• At least 42,116 Kenyans are diagnosed with various cancers every year
• Tobacco is the biggest preventable cause of cancers, yet it remains legal
It will be impossible to curb the rising cancer burden in Kenya without ending the rampant tobacco use, the new cancer control strategy suggests.
The strategy noted tobacco use is currently the biggest preventable cause of cancers in Kenya.
It says Kenya must cut by half the use of tobacco and tobacco-related products from the current 13.3 per cent to 6.5 per cent by 2028.
“Most cancers are linked to tobacco use (responsible for 20-30 per cent of all new cancer cases or cancer deaths),” the strategy notes.
Others are linked to alcohol use (3-7 per cent), overweight and obesity (3-10 per cent), physical inactivity, deficient intake in fruits and vegetables (5 per cent) and or infectious agents.
“Tobacco consumption, for example, has been linked to tumorigenesis, including but not limited to lung cancer, laryngeal-esophageal cancers and bladder cancer,” the plan states.
The Ministry of Health, which launched the National Cancer Control Strategy 2023-28 on Friday, proposed more taxes to discourage tobacco use since the killer drug remains legal.
At least 42,116 Kenyans are diagnosed with various cancers every year.
The ministry estimated this number will rise to 58,000 Kenyans every year by 2028 if the country continues with the current business-as-usual attitude.
“About 40 per cent of all cancers can be prevented through avoidance of known modifiable risk factors, immunisation and making our living environment healthier,” Health CS Susan Nakhumicha said.
“This means out of the 42,116 cases of cancer diagnosed every year in Kenya, around 16,846 could be prevented. Another one third can be cured if detected early and treated appropriately.”
Tobacco is the most important risk factor, responsible for one in five cancers and one in three cancer-related deaths, the ministry said.
It says failure to increase tobacco taxes means more deaths in Kenya.
It called for “increased excise taxation to the WHO recommended 70 per cent of retail price, and continued use of pricing mechanisms to limit access to tobacco products”.
The strategy trashes the move by tobacco manufacturers to sell nicotine pouches to promote tobacco cessation.
Pouches have not been proven to work anywhere but instead addict users.
“We will support provision of tobacco cessation services (counselling and pharmacotherapy) through integration at health facilities and cancer treatment centres,” the strategy says.
Kenya’s 'Steps 2015' survey estimates tobacco use among adults at 13.3 per cent. The mean age of smoking initiation is 20.8 years, and exposure to second-hand smoke is 30 per cent at the workplace and 24 per cent at home.
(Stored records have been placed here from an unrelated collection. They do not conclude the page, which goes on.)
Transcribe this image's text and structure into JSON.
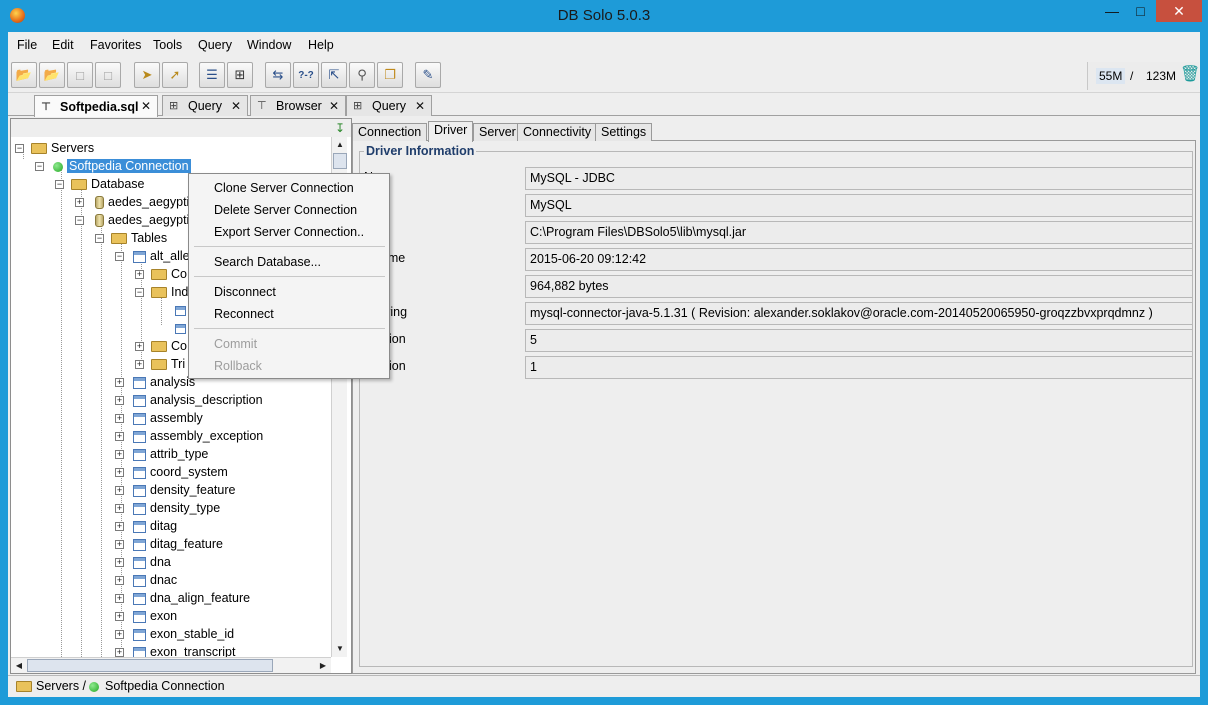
{
  "window": {
    "title": "DB Solo  5.0.3",
    "minimize": "—",
    "maximize": "□",
    "close": "✕"
  },
  "menu": [
    "File",
    "Edit",
    "Favorites",
    "Tools",
    "Query",
    "Window",
    "Help"
  ],
  "toolbar": {
    "memory_used": "55M",
    "memory_sep": "/",
    "memory_total": "123M",
    "buttons": [
      "open-icon",
      "open-remote-icon",
      "save-icon",
      "save-all-icon",
      "new-connection-icon",
      "edit-connection-icon",
      "tree-icon",
      "table-grid-icon",
      "compare-icon",
      "query-builder-icon",
      "connect-icon",
      "search-icon",
      "copy-icon",
      "sql-icon"
    ]
  },
  "editor_tabs": [
    {
      "label": "Softpedia.sql",
      "icon": "sql-file-icon",
      "active": true
    },
    {
      "label": "Query",
      "icon": "grid-icon",
      "active": false
    },
    {
      "label": "Browser",
      "icon": "tree-icon",
      "active": false
    },
    {
      "label": "Query",
      "icon": "grid-icon",
      "active": false
    }
  ],
  "tree": {
    "root": "Servers",
    "connection": "Softpedia Connection",
    "database": "Database",
    "schemas": [
      "aedes_aegypti",
      "aedes_aegypti"
    ],
    "tables_folder": "Tables",
    "first_table": "alt_alle",
    "sub_folders": [
      "Co",
      "Ind",
      "Co",
      "Tri"
    ],
    "tables": [
      "analysis",
      "analysis_description",
      "assembly",
      "assembly_exception",
      "attrib_type",
      "coord_system",
      "density_feature",
      "density_type",
      "ditag",
      "ditag_feature",
      "dna",
      "dnac",
      "dna_align_feature",
      "exon",
      "exon_stable_id",
      "exon_transcript"
    ]
  },
  "context_menu": {
    "items": [
      {
        "label": "Clone Server Connection",
        "enabled": true
      },
      {
        "label": "Delete Server Connection",
        "enabled": true
      },
      {
        "label": "Export Server Connection..",
        "enabled": true
      },
      {
        "label": "Search Database...",
        "enabled": true
      },
      {
        "label": "Disconnect",
        "enabled": true
      },
      {
        "label": "Reconnect",
        "enabled": true
      },
      {
        "label": "Commit",
        "enabled": false
      },
      {
        "label": "Rollback",
        "enabled": false
      }
    ]
  },
  "detail_tabs": [
    {
      "label": "Connection",
      "active": false
    },
    {
      "label": "Driver",
      "active": true
    },
    {
      "label": "Server",
      "active": false
    },
    {
      "label": "Connectivity",
      "active": false
    },
    {
      "label": "Settings",
      "active": false
    }
  ],
  "driver_info": {
    "title": "Driver Information",
    "rows": [
      {
        "label": "N",
        "value": "MySQL - JDBC"
      },
      {
        "label": "",
        "value": "MySQL"
      },
      {
        "label": "",
        "value": "C:\\Program Files\\DBSolo5\\lib\\mysql.jar"
      },
      {
        "label": "te/Time",
        "value": "2015-06-20 09:12:42"
      },
      {
        "label": "e",
        "value": "964,882 bytes"
      },
      {
        "label": "n String",
        "value": "mysql-connector-java-5.1.31 ( Revision: alexander.soklakov@oracle.com-20140520065950-groqzzbvxprqdmnz )"
      },
      {
        "label": "Version",
        "value": "5"
      },
      {
        "label": "Version",
        "value": "1"
      }
    ]
  },
  "status": {
    "path_root": "Servers /",
    "connection": "Softpedia Connection"
  }
}
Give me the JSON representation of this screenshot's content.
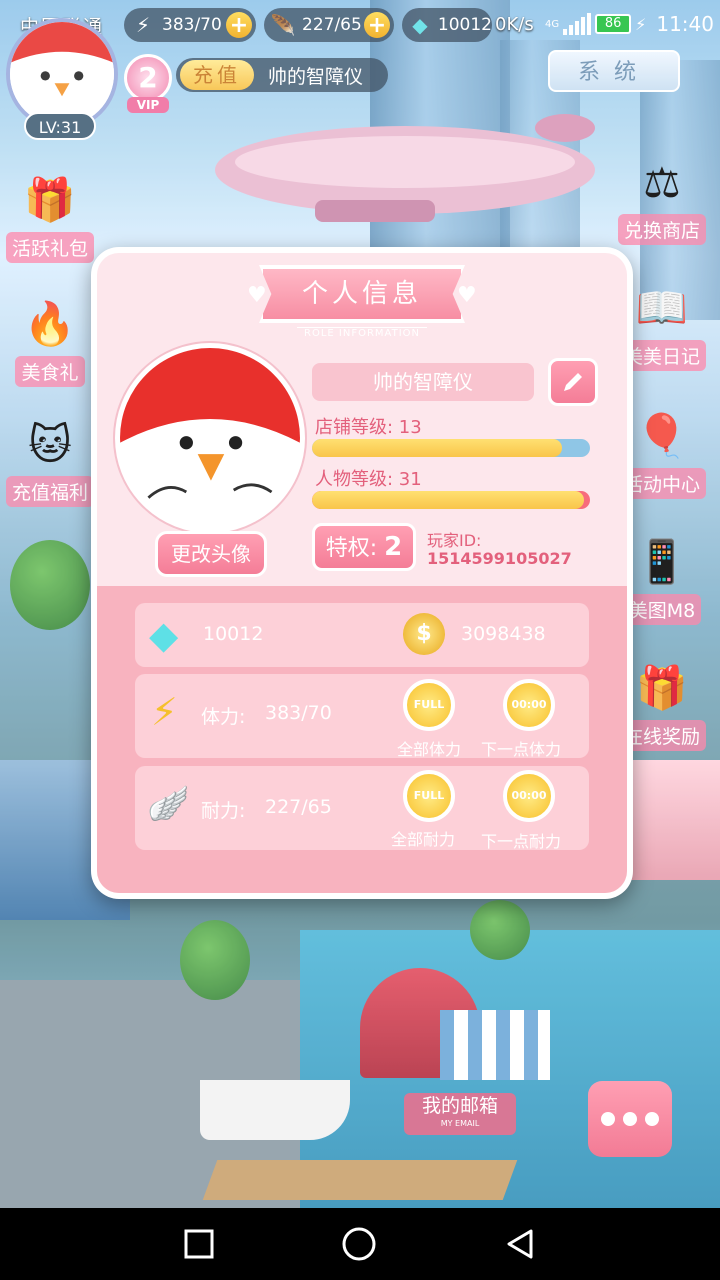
{
  "status": {
    "carrier": "中国联通",
    "stamina": "383/70",
    "endurance": "227/65",
    "diamonds": "10012",
    "net_speed": "0K/s",
    "net_type": "4G",
    "battery": "86",
    "time": "11:40"
  },
  "player": {
    "level_badge": "LV:31",
    "vip_level": "2",
    "vip_text": "VIP",
    "recharge_label": "充值",
    "name": "帅的智障仪"
  },
  "system_button": "系统",
  "side_left": [
    "活跃礼包",
    "美食礼",
    "充值福利"
  ],
  "side_right": [
    "兑换商店",
    "美美日记",
    "活动中心",
    "美图M8",
    "在线奖励"
  ],
  "dialog": {
    "title": "个人信息",
    "subtitle": "ROLE INFORMATION",
    "change_avatar": "更改头像",
    "name": "帅的智障仪",
    "shop_level_label": "店铺等级: 13",
    "shop_level_progress": 0.9,
    "char_level_label": "人物等级: 31",
    "char_level_progress": 0.98,
    "privilege_label": "特权:",
    "privilege_value": "2",
    "player_id_label": "玩家ID:",
    "player_id": "1514599105027",
    "diamonds": "10012",
    "gold": "3098438",
    "stamina_label": "体力:",
    "stamina_value": "383/70",
    "endurance_label": "耐力:",
    "endurance_value": "227/65",
    "full_text": "FULL",
    "timer_text": "00:00",
    "all_stamina": "全部体力",
    "next_stamina": "下一点体力",
    "all_endurance": "全部耐力",
    "next_endurance": "下一点耐力"
  },
  "mailbox": {
    "label": "我的邮箱",
    "sub": "MY EMAIL"
  },
  "colors": {
    "pink": "#f47d97",
    "panel": "#fde7ec",
    "gold": "#f8c02b"
  }
}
The stepwise survey notes about 19 per cent of adults consume alcohol. About one in every three Kenyans are overweight or obese, while only about seven per cent of Kenyans consume the recommended five servings of fruits and vegetables daily.
“The National Cancer Control Strategy is all about people,” Nakhumicha said.
“It is about preventing cancer across our population, diagnosing cancer early and providing optimal care to patients while maximising their quality of life.”
The risk of developing cancer before the age of 75 years in Kenya is 18 per cent among women and 14.3 per cent among men.
Acting director general for health Patrick Amoth said: “This strategic plan also adopts a multi-sectoral approach in reduction of the burden of cancer risk factors, including tobacco and alcohol use, occupational exposures, air pollution, unhealthy diets and physical inactivity.”
The five commonest cancers in Kenya are breast, cervical, prostate, oesophageal and colorectal. Women are disproportionately affected by cancer, with a higher incidence recorded in women as compared to men.
Tobacco control advocates praised the government but noted Kenya has still fails to implement its tobacco control laws.
“For instance, for the first time in more than five years, the government did not raise taxes on tobacco and nicotine this year, despite the overwhelming evidence these things are killing Kenyans,” said Joel Gitali, the national chairman of the Tobacco Control and Health Promotion Alliance.
He said the government must also clamp down on nicotine products that have flooded the market.
“You cannot fight tobacco by addicting a whole new generation with nicotine,” he said.